Skin Surgery

The skin is the bodies largest organ. There are a number of lesions, lumps and bumps that can appear on the skin. These can be benign (non cancerous) or malignant (see section on skin cancer. Common lesions removed include moles or naevi, inclusion cysts, lipomas, seborrhoiec keratoses, solar keratoses.

Skin surgery consultation

regarding a lesion attempts to achieve a diagnosis and determine the reason for removal. Reasons for removal include establishing a diagnosis, appearances or the lesion is troublesome because of its size, position or repeated infections.

All lesions are sent to the laboratory to be examined by a pathologist even if thought to be harmless.

Skin surgery

to remove lesions is usually performed under local anaesthetic. The local anaesthetic is mildly acidic and so can sting as it is injected. It works very quickly and means that a patient will feel no pain during the procedure although the patient may still feel pressure, pushing or pulling. The local anaesthetic often contains some adrenaline which helps to control bleeding. After the surgery is completed a dressing is then applied which both supports and protects the wound.

After surgery

Dr Mills suggests that pain relief (Paracetamol) is begun before the local anaesthetic wears off which is usually 2-3 hours after surgery. For adults 1g Paracetamol can be taken 6 hourly, children will require a dose based on their weight.

As the adrenaline wears off then there may be some minor ooze. Some minor staining of blood on the dressing is common and nothing further needs to be done. Antibiotics are not routinely prescribed.

The area that has been operated on should be rested as much as possible. For facial surgery keep the head as elevated as possible and avoid bending down or lifting. It is suggested that the patient uses an old pillow case for a couple of days and sleeps with 2 pillows.

Follow-up is usually about a week at which time the wound will be checked and sutures if present may well be removed. The incision then is taped.

Dr Mills encourages patients to support their wounds with tapes for 2 months. After this time massage of the scar with oils or moisturisers is beneficial.

Remember even though the incision has healed on the outside the internal healing can last for 3-4 months.

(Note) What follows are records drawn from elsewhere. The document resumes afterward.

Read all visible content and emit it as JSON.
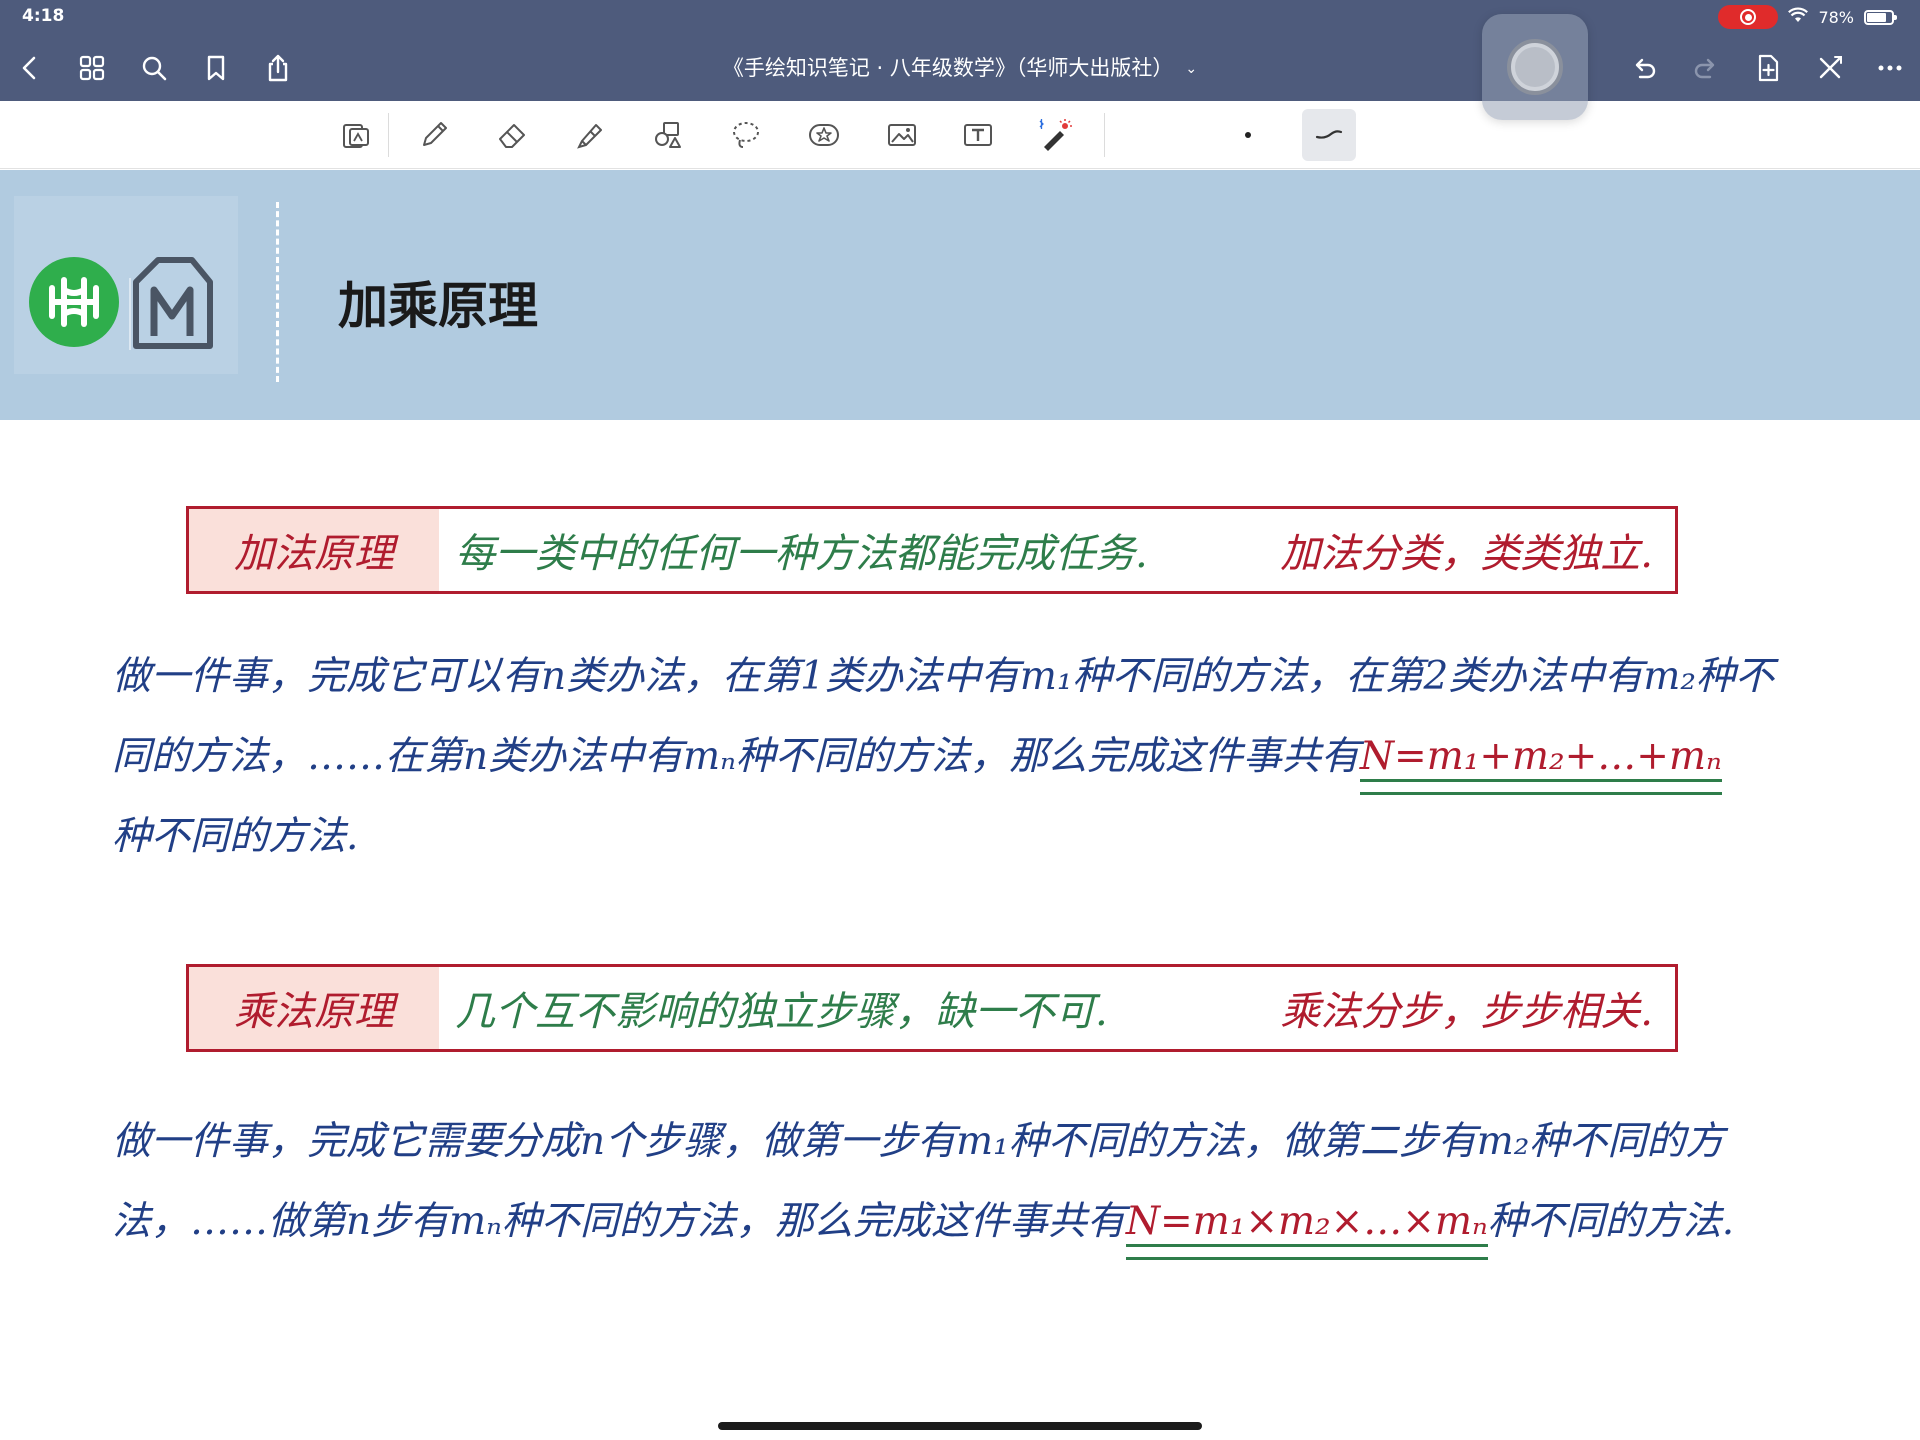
{
  "status_bar": {
    "time": "4:18",
    "battery_text": "78%",
    "battery_level": 0.78
  },
  "nav_bar": {
    "title": "《手绘知识笔记 · 八年级数学》（华师大出版社）",
    "title_caret": "⌄"
  },
  "page": {
    "title": "加乘原理"
  },
  "addition": {
    "label": "加法原理",
    "definition": "每一类中的任何一种方法都能完成任务.",
    "motto": "加法分类，类类独立.",
    "paragraph_text": "做一件事，完成它可以有n类办法，在第1类办法中有m₁种不同的方法，在第2类办法中有m₂种不同的方法，……在第n类办法中有mₙ种不同的方法，那么完成这件事共有",
    "formula": "N=m₁+m₂+…+mₙ",
    "paragraph_end": "种不同的方法."
  },
  "multiplication": {
    "label": "乘法原理",
    "definition": "几个互不影响的独立步骤，缺一不可.",
    "motto": "乘法分步，步步相关.",
    "paragraph_text": "做一件事，完成它需要分成n个步骤，做第一步有m₁种不同的方法，做第二步有m₂种不同的方法，……做第n步有mₙ种不同的方法，那么完成这件事共有",
    "formula": "N=m₁×m₂×…×mₙ",
    "paragraph_end": "种不同的方法."
  },
  "colors": {
    "nav_bg": "#4e5b7c",
    "header_bg": "#b1cbe0",
    "accent_red": "#b01c2e",
    "ink_blue": "#213f86",
    "ink_green": "#2e7d4a"
  }
}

During this time the scar can appear red and raised. The process of scar maturation takes place from 6-18 months. During this time the scar flattens becomes softer and becomes less red.